Seated left to right: Jonathan Hickman (Black Monday Murders, The Dying & the Dead, East of West); Paul Azaceta (Outcast); Kieron Gillen (the internet-popular The Wicked + the Divine); and relative newcomer Daniel Warren Johnson (the recently launched Extremity). Not pictured: scheduled panelist Jeff Lemire (Descender; A.D.: After Death; Royal City), who was unable to attend due to illness. Each had their own thoughts to contribute about their approaches to art, theme, sociopolitical ramifications, and so forth, though to be honest I got the impression Hickman would rather have been either writing or partying than talking about writing.
And then there was Artists Alley. Lengthy and scintillating and jam-packed with sellers and buyers and gawkers alike. Best of all, I found reading material! Longtime MCC readers may recall I’m on the prowl for comics and graphic novels wheneve I’m angling to empty my wallet in an Artists Alley. In my darker moments I’m tempted to look into printing a standoffish T-shirt that reads “NO PRINTS, NO POSTERS, NO PLAYTHINGS, JUST GOOD COMICS.”
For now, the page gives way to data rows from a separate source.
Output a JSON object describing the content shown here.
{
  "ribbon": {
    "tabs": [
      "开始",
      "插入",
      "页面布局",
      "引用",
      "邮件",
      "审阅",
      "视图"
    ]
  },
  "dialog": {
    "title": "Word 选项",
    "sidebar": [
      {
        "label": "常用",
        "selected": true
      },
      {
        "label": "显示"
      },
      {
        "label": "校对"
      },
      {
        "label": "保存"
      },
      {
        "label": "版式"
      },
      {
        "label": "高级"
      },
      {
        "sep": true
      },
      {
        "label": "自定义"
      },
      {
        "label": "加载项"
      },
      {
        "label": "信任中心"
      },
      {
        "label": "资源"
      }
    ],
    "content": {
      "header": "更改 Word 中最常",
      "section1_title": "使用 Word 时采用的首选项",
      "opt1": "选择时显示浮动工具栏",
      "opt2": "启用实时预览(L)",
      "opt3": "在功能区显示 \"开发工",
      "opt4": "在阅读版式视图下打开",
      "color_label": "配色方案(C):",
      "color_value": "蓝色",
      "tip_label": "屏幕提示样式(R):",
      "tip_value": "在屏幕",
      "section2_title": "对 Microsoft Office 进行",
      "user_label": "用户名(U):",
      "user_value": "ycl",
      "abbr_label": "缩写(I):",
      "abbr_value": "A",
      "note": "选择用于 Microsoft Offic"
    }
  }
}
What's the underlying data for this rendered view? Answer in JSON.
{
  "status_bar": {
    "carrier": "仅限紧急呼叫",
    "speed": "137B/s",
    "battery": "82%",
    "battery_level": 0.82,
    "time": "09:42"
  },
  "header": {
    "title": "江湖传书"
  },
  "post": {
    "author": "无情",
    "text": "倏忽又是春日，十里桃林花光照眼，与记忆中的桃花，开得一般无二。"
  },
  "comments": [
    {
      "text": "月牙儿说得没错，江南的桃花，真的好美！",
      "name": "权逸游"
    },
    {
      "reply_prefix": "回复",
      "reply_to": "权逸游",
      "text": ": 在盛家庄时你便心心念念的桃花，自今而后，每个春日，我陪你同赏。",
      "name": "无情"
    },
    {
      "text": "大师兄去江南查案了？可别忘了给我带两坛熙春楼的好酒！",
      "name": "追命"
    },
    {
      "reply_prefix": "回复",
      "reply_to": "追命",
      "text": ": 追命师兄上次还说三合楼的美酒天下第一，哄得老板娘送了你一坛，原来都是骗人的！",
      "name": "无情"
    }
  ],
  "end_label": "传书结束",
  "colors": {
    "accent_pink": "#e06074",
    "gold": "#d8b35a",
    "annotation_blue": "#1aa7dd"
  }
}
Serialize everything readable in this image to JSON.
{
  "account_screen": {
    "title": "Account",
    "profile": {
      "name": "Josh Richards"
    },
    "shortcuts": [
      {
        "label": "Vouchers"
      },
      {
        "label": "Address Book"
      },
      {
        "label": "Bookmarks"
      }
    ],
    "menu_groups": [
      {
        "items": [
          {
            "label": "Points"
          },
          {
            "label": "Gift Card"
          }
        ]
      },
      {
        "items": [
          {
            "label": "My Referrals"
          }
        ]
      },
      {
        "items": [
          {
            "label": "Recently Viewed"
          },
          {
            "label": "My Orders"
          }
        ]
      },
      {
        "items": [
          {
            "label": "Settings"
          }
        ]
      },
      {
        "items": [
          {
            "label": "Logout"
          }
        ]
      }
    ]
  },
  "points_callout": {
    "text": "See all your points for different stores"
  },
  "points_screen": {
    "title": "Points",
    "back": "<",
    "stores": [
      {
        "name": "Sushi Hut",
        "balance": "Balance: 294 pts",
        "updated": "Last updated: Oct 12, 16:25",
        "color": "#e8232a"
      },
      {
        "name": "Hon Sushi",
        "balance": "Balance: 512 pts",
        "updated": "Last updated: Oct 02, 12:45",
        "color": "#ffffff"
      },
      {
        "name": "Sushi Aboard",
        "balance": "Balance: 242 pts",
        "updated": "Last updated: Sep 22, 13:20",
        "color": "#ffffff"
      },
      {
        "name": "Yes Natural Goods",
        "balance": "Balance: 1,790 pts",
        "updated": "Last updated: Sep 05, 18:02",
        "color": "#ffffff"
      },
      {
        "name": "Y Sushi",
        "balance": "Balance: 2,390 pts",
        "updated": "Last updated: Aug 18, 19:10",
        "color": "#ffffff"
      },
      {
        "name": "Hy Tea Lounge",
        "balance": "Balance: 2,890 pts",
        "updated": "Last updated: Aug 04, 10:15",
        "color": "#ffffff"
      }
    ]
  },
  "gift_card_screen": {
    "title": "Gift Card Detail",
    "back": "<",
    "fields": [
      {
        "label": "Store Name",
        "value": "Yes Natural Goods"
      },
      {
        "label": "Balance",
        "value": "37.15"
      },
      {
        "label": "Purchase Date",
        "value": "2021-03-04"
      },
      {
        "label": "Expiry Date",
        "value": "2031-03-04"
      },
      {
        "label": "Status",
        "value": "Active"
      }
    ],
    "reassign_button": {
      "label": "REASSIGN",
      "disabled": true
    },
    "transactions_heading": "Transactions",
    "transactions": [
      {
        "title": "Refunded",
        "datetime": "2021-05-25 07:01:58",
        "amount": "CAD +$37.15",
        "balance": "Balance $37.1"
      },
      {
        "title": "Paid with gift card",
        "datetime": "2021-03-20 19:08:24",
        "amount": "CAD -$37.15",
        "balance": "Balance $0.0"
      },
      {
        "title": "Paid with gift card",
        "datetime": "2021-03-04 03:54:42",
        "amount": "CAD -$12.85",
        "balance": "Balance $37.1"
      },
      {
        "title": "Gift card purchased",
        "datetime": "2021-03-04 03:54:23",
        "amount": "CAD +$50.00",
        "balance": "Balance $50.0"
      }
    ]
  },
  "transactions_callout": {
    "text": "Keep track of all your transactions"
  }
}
The following talented creators put up with my wife and/or me within the space of a valuable moment of their time at C2E2 in between finishing commissioned sketches and other, more desirable endeavors. I made a point of throwing money at them and amassed quite the presumably amazing addition to my reading pile.
There was one more very special name hanging out in Artists Alley, but we’ll get back to him in Part 4. Not pictured but a pleasure to spend with:
* Ale Garza, artist of Get Jiro, a DC/Vertigo graphic novel written by TV chef/foodie Anthony Bourdain.
* Writer Charles Soule, who’s been listed in previous years’ write-ups and for whom I may need a frequent-buyer punch-card.
* Trevor Mueller, whose Albert the Alien is a delightful all-ages science adventure romp worth seeking out.
The list of great folks we didn’t get to meet is ten or twelve times this. For curious comics fans out there, the longest autograph lines I saw in Artists Alley belonged to writer/novelist Greg Rucka, the UK comedy team of Kieron Gillen and Jamie McKelvie, and former jeans model Rob Liefeld.
To be concluded! Other chapters in this miniseries: